Wall Street and Orchards

Wilfred Bruneau, Interviewed by James Matson, November 9, 2017
Location of Interview: Cooperstown, New York

wilfred bruneauWilfred Bruneau was born in 1944 and grew up in Massachusetts and New Hampshire. He had a long career in the tech industry working for IBM and then the Digital Equipment Corporation. After he retired, he and his wife Joan bought Middlefield Orchard and began developing what is now an expansive and growing fruit and vegetable farm. In this clip, he talks about the effect of Wall Street on the agricultural business.
WB: Basically, I guess Wall Street has infiltrated the agricultural business, but basically what they want you to do is if they come out with a new apple crop, or apple variety, you put ten thousand dollars down so you can actually, at least buy one tree. You probably want to buy more than that if you’re putting that much money into it. So then once you get into that, put that deposit down, then all of a sudden. So I’d like to put some of the new varieties out but I don’t want to pay ten thousand dollars to just to put one variety in. For the size of this orchard, it would take me many, many years to recoup that.
JM: And would that be to get a tree that you were not able to get from planting your own seeds?
WB: You actually don’t get trees from planting seeds anymore. [You] go through the rootstock as you mentioned earlier, and you graft particular [scion] to it. Some of the newer varieties out, they restrict you in doing that.

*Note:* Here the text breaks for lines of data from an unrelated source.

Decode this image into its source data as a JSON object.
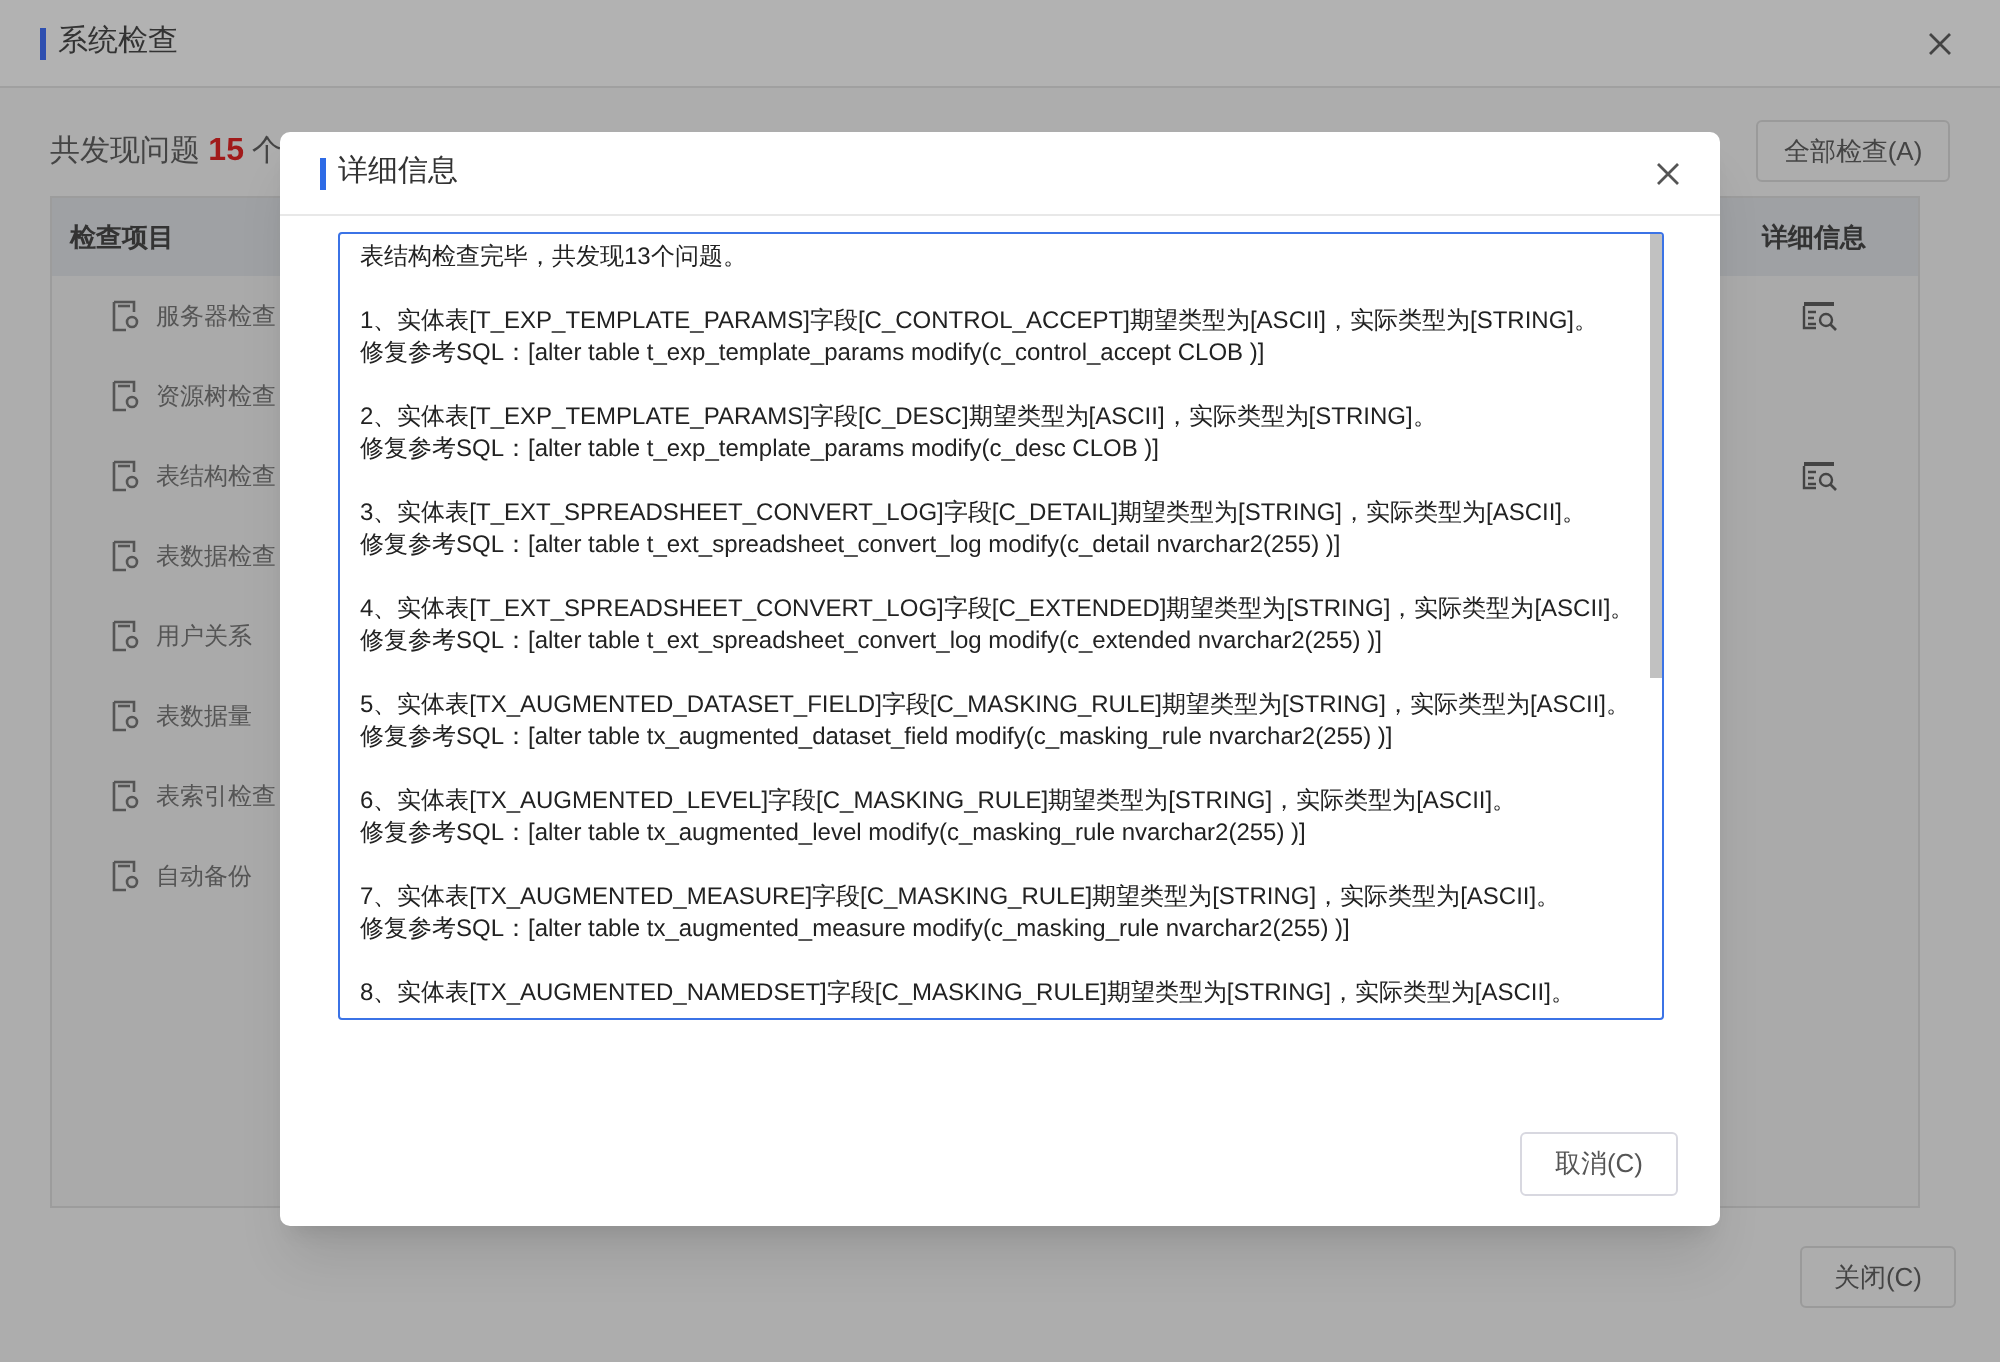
{
  "window": {
    "title": "系统检查"
  },
  "summary": {
    "prefix": "共发现问题",
    "count": "15",
    "suffix": "个"
  },
  "check_all_button": "全部检查(A)",
  "table": {
    "columns": [
      "检查项目",
      "详细信息"
    ],
    "rows": [
      {
        "label": "服务器检查",
        "has_detail": true
      },
      {
        "label": "资源树检查",
        "has_detail": false
      },
      {
        "label": "表结构检查",
        "has_detail": true
      },
      {
        "label": "表数据检查",
        "has_detail": false
      },
      {
        "label": "用户关系",
        "has_detail": false
      },
      {
        "label": "表数据量",
        "has_detail": false
      },
      {
        "label": "表索引检查",
        "has_detail": false
      },
      {
        "label": "自动备份",
        "has_detail": false
      }
    ]
  },
  "close_button": "关闭(C)",
  "dialog": {
    "title": "详细信息",
    "summary": "表结构检查完毕，共发现13个问题。",
    "issues": [
      {
        "issue": "1、实体表[T_EXP_TEMPLATE_PARAMS]字段[C_CONTROL_ACCEPT]期望类型为[ASCII]，实际类型为[STRING]。",
        "sql": "修复参考SQL：[alter table t_exp_template_params modify(c_control_accept CLOB )]"
      },
      {
        "issue": "2、实体表[T_EXP_TEMPLATE_PARAMS]字段[C_DESC]期望类型为[ASCII]，实际类型为[STRING]。",
        "sql": "修复参考SQL：[alter table t_exp_template_params modify(c_desc CLOB )]"
      },
      {
        "issue": "3、实体表[T_EXT_SPREADSHEET_CONVERT_LOG]字段[C_DETAIL]期望类型为[STRING]，实际类型为[ASCII]。",
        "sql": "修复参考SQL：[alter table t_ext_spreadsheet_convert_log modify(c_detail nvarchar2(255) )]"
      },
      {
        "issue": "4、实体表[T_EXT_SPREADSHEET_CONVERT_LOG]字段[C_EXTENDED]期望类型为[STRING]，实际类型为[ASCII]。",
        "sql": "修复参考SQL：[alter table t_ext_spreadsheet_convert_log modify(c_extended nvarchar2(255) )]"
      },
      {
        "issue": "5、实体表[TX_AUGMENTED_DATASET_FIELD]字段[C_MASKING_RULE]期望类型为[STRING]，实际类型为[ASCII]。",
        "sql": "修复参考SQL：[alter table tx_augmented_dataset_field modify(c_masking_rule nvarchar2(255) )]"
      },
      {
        "issue": "6、实体表[TX_AUGMENTED_LEVEL]字段[C_MASKING_RULE]期望类型为[STRING]，实际类型为[ASCII]。",
        "sql": "修复参考SQL：[alter table tx_augmented_level modify(c_masking_rule nvarchar2(255) )]"
      },
      {
        "issue": "7、实体表[TX_AUGMENTED_MEASURE]字段[C_MASKING_RULE]期望类型为[STRING]，实际类型为[ASCII]。",
        "sql": "修复参考SQL：[alter table tx_augmented_measure modify(c_masking_rule nvarchar2(255) )]"
      },
      {
        "issue": "8、实体表[TX_AUGMENTED_NAMEDSET]字段[C_MASKING_RULE]期望类型为[STRING]，实际类型为[ASCII]。"
      }
    ]
  },
  "cancel_button": "取消(C)"
}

You have to sign a disclosure saying that you will not do that kind of thing. Not all of them, but some of the newer ones are like that.
Click here to listen to the full interview or to read the transcript.